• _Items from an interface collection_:

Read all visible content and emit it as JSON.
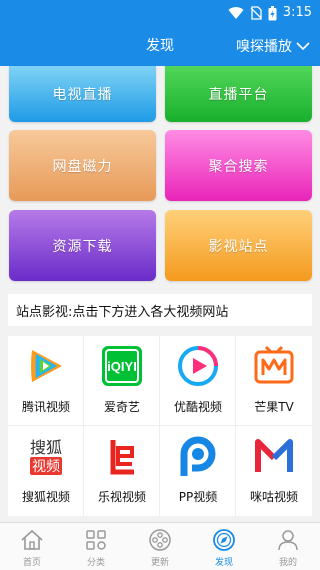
{
  "status_bar": {
    "time": "3:15",
    "icons": [
      "wifi-icon",
      "no-sim-icon",
      "battery-icon"
    ]
  },
  "header": {
    "title": "发现",
    "right_label": "嗅探播放"
  },
  "tiles": [
    {
      "label": "电视直播",
      "colors": [
        "#7fd3f5",
        "#1e9be6"
      ]
    },
    {
      "label": "直播平台",
      "colors": [
        "#52d65a",
        "#18b02c"
      ]
    },
    {
      "label": "网盘磁力",
      "colors": [
        "#f7c99a",
        "#e89a58"
      ]
    },
    {
      "label": "聚合搜索",
      "colors": [
        "#ff8ce4",
        "#e924b8"
      ]
    },
    {
      "label": "资源下载",
      "colors": [
        "#b67ae8",
        "#6a2cc9"
      ]
    },
    {
      "label": "影视站点",
      "colors": [
        "#ffd07a",
        "#f59a1e"
      ]
    }
  ],
  "info": {
    "text": "站点影视:点击下方进入各大视频网站"
  },
  "sites": [
    {
      "label": "腾讯视频",
      "icon": "tencent-video-icon"
    },
    {
      "label": "爱奇艺",
      "icon": "iqiyi-icon"
    },
    {
      "label": "优酷视频",
      "icon": "youku-icon"
    },
    {
      "label": "芒果TV",
      "icon": "mango-tv-icon"
    },
    {
      "label": "搜狐视频",
      "icon": "sohu-video-icon",
      "logo_text": [
        "搜狐",
        "视频"
      ]
    },
    {
      "label": "乐视视频",
      "icon": "letv-icon"
    },
    {
      "label": "PP视频",
      "icon": "pp-video-icon"
    },
    {
      "label": "咪咕视频",
      "icon": "migu-video-icon"
    }
  ],
  "nav": [
    {
      "label": "首页",
      "icon": "home-icon",
      "active": false
    },
    {
      "label": "分类",
      "icon": "category-icon",
      "active": false
    },
    {
      "label": "更新",
      "icon": "update-icon",
      "active": false
    },
    {
      "label": "发现",
      "icon": "discover-icon",
      "active": true
    },
    {
      "label": "我的",
      "icon": "profile-icon",
      "active": false
    }
  ],
  "colors": {
    "primary": "#1a8be6",
    "inactive": "#999999"
  }
}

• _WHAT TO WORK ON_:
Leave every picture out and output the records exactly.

• _ANSWER SECTION_:
Read all visible content and emit it as JSON.
{
  "status_bar": {
    "time": "3:15",
    "icons": [
      "wifi-icon",
      "no-sim-icon",
      "battery-icon"
    ]
  },
  "header": {
    "title": "发现",
    "right_label": "嗅探播放"
  },
  "tiles": [
    {
      "label": "电视直播",
      "colors": [
        "#7fd3f5",
        "#1e9be6"
      ]
    },
    {
      "label": "直播平台",
      "colors": [
        "#52d65a",
        "#18b02c"
      ]
    },
    {
      "label": "网盘磁力",
      "colors": [
        "#f7c99a",
        "#e89a58"
      ]
    },
    {
      "label": "聚合搜索",
      "colors": [
        "#ff8ce4",
        "#e924b8"
      ]
    },
    {
      "label": "资源下载",
      "colors": [
        "#b67ae8",
        "#6a2cc9"
      ]
    },
    {
      "label": "影视站点",
      "colors": [
        "#ffd07a",
        "#f59a1e"
      ]
    }
  ],
  "info": {
    "text": "站点影视:点击下方进入各大视频网站"
  },
  "sites": [
    {
      "label": "腾讯视频",
      "icon": "tencent-video-icon"
    },
    {
      "label": "爱奇艺",
      "icon": "iqiyi-icon"
    },
    {
      "label": "优酷视频",
      "icon": "youku-icon"
    },
    {
      "label": "芒果TV",
      "icon": "mango-tv-icon"
    },
    {
      "label": "搜狐视频",
      "icon": "sohu-video-icon",
      "logo_text": [
        "搜狐",
        "视频"
      ]
    },
    {
      "label": "乐视视频",
      "icon": "letv-icon"
    },
    {
      "label": "PP视频",
      "icon": "pp-video-icon"
    },
    {
      "label": "咪咕视频",
      "icon": "migu-video-icon"
    }
  ],
  "nav": [
    {
      "label": "首页",
      "icon": "home-icon",
      "active": false
    },
    {
      "label": "分类",
      "icon": "category-icon",
      "active": false
    },
    {
      "label": "更新",
      "icon": "update-icon",
      "active": false
    },
    {
      "label": "发现",
      "icon": "discover-icon",
      "active": true
    },
    {
      "label": "我的",
      "icon": "profile-icon",
      "active": false
    }
  ],
  "colors": {
    "primary": "#1a8be6",
    "inactive": "#999999"
  }
}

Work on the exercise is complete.